Recently a set of books in Maltese were donated to the Maltese Language School of Adelaide. On the 23rd of July 2010 the students and teachers of the school invited Father Gabriel Micallef OFM, the Maltese Chaplain for South Australia, to present the teaching material during the first lesson of Term 3.
The author of these books of prose and poetry is Monsignor Anton Saliba from Sannat Gozo and were sent by Anthony Stivala. These books will be displayed in the school library of the Maltese school at the Maltese Cultural Centre, Beverley. These books will be used by teachers and students of the school and by other members of the Maltese community.
The principal of the school, Frank Scicluna, explained how these books were sent from Malta through the generosity of Anthony Stivala, Mgr. Saliba and George Caruana of Torrensville, South Australia. Their intention is to assist teachers and students of the school in their learning and teaching of the Maltese Language and Culture in Australia.

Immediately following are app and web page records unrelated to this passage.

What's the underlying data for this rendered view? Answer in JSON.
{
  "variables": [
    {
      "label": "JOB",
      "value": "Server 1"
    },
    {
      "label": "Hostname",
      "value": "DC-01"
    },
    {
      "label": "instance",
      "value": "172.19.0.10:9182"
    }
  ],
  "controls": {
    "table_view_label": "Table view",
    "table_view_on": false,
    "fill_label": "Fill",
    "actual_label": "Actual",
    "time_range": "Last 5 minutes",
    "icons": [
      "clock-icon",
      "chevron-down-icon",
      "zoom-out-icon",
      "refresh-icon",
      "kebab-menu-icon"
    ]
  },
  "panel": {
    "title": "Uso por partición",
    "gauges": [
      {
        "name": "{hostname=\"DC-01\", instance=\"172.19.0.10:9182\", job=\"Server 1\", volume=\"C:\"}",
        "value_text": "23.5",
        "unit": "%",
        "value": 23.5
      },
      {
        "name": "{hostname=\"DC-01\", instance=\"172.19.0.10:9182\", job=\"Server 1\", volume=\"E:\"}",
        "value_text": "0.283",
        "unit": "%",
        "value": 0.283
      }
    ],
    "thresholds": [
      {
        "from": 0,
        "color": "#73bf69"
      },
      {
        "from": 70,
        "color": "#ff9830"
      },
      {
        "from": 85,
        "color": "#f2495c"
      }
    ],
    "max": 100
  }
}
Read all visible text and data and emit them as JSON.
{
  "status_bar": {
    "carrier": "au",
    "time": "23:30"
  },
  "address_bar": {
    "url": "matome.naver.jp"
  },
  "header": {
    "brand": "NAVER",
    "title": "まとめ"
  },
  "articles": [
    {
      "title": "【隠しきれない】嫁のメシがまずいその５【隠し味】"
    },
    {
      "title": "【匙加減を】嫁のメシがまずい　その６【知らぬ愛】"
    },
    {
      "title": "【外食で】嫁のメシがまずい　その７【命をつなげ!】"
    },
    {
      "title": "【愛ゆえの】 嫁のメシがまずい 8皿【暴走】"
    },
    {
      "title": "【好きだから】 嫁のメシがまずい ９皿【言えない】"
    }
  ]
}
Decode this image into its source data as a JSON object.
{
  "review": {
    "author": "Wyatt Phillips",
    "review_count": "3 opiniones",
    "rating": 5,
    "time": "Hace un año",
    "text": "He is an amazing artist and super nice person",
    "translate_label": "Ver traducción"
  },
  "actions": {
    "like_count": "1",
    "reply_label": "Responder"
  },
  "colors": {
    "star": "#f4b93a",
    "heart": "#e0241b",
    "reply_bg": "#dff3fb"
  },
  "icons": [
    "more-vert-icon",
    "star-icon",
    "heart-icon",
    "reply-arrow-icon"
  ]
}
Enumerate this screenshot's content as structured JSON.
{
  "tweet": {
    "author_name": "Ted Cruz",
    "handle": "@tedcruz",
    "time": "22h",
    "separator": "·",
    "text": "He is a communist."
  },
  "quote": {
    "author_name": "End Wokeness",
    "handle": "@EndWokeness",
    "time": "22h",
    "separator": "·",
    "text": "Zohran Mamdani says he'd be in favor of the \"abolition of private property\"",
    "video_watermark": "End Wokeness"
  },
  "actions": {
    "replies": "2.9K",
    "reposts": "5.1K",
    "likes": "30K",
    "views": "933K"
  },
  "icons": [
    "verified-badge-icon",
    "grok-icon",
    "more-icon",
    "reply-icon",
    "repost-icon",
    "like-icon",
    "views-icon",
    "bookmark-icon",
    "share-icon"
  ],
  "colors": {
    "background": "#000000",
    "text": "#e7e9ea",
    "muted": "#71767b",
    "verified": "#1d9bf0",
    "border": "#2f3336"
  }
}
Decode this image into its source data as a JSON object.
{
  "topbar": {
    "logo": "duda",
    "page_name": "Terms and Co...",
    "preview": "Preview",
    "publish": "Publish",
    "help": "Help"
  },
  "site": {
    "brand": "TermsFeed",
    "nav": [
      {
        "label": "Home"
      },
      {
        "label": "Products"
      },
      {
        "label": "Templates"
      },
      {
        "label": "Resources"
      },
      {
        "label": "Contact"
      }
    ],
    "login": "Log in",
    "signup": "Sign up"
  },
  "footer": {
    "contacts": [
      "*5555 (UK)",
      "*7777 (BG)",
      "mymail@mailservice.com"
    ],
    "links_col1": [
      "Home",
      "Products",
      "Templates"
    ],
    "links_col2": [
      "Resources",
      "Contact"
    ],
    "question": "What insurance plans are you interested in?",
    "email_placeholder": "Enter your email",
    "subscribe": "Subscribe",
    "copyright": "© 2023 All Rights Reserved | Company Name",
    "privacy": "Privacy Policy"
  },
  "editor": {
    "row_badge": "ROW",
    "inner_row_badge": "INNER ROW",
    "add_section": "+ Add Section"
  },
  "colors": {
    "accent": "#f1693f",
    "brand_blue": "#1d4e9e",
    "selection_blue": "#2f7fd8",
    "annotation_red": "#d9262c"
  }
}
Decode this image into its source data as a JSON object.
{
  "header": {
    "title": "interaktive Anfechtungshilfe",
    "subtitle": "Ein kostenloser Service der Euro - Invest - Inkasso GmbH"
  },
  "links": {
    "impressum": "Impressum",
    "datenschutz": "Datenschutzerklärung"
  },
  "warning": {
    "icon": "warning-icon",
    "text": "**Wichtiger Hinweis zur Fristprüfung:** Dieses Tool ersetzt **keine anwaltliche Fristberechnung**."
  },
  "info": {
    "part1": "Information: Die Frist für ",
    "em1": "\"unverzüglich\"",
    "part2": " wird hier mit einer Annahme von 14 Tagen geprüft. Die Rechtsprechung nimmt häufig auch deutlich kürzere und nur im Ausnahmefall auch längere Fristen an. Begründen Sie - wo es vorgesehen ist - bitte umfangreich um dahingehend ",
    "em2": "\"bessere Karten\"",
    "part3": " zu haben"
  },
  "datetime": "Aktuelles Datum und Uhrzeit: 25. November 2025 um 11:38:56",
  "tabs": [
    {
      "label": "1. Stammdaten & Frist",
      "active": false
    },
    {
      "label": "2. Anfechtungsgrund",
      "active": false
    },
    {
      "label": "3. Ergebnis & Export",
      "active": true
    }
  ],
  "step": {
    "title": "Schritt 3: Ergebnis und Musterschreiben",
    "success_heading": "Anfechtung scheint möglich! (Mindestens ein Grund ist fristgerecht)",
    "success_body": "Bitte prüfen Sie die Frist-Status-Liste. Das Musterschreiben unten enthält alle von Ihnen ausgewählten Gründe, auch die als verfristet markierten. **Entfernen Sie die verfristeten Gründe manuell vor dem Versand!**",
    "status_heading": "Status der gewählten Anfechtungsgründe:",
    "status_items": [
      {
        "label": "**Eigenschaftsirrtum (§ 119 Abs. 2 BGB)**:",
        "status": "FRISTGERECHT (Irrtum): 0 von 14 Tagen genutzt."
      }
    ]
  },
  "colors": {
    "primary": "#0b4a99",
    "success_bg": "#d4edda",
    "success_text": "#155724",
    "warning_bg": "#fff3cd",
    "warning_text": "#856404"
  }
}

During his short address Father Micallef congratulated the sterling work the Maltese school is contributing among the Maltese community of South Australia to preserve the Maltese language among the present and future generations.
Fr. Micallef then presented the books to the school on behalf of Mgr. Saliba. Father Gabriel had the privilege of meeting Mgr. Saliba during his visit to Malta in April of this year.
The Maltese Language School of Adelaide is affiliated with the Ethnic Schools Board and the Ethnic Schools Association of South Australia and also a member of the Federation of Maltese Language Schools Inc. (Australia). The Maltese school was established in February 1982.
The students and teachers together with Father Gabriel Micallef during the presentation of the books at the Maltese Cultural Centre, Beverley.
GOZO – MALTA’S SISTER ISLAND
The Maltese archipelago lies at the centre of the Mediterranean, Malta being 93km south of Sicily and 288km north of Africa. The archipelago consists of three islands: Malta, Gozo & Comino with a total population of 400,000 inhabitants. From the natural sights and caves to the oldest temples in the world, Gozo has a long history to offer. As a deeply religious popluation, churches and other religious attractions are also abundant on the island. Lace is the most widespread doorstep craft. It was introduced on a large scale after the 1840’s. The craft soon proved its worth for the product was sold to the higher classes of society and even abroad. It was very common, especially in the afternoon, to see mothers with their daughters sitting on empty wooden lemonade crates with a lace pillow in their lap rested against the wall, their hands moving bobbins swiftly and deftly creating the most intricate and delicate of designs. Gozo lace is an object d’art and it continues to flourish despite competition from machine made lace.
Men make lace of a different variety: silver filigree, twisted into miraculous pieces of jewellery. And there is fabulous glass, with remarkable shapes in subtle shades of blue and green. Pottery is widely available, ranging from decorative pots and statuettes to imaginative house name plaques and door numbers.
Crafts that are rarer still include palm work, palm leaves that are woven into sun-hats or baskets, cane work, especially practised by fisherman during winter during winter to make cane curtains, carvers or sculptors, working the local stone or papier mache, producing statues and other objects to their own design, wood-workers that can construct anything from frames of grandfather clocks to limitation antiques chests of drawers and guilders, a craft that is gaining popularity.
Change is slow in Gozo, which adamantly sticks to its tortoise-like pace. Gozo has still succeeded in retaining its dream-like qualities of peace and solitude.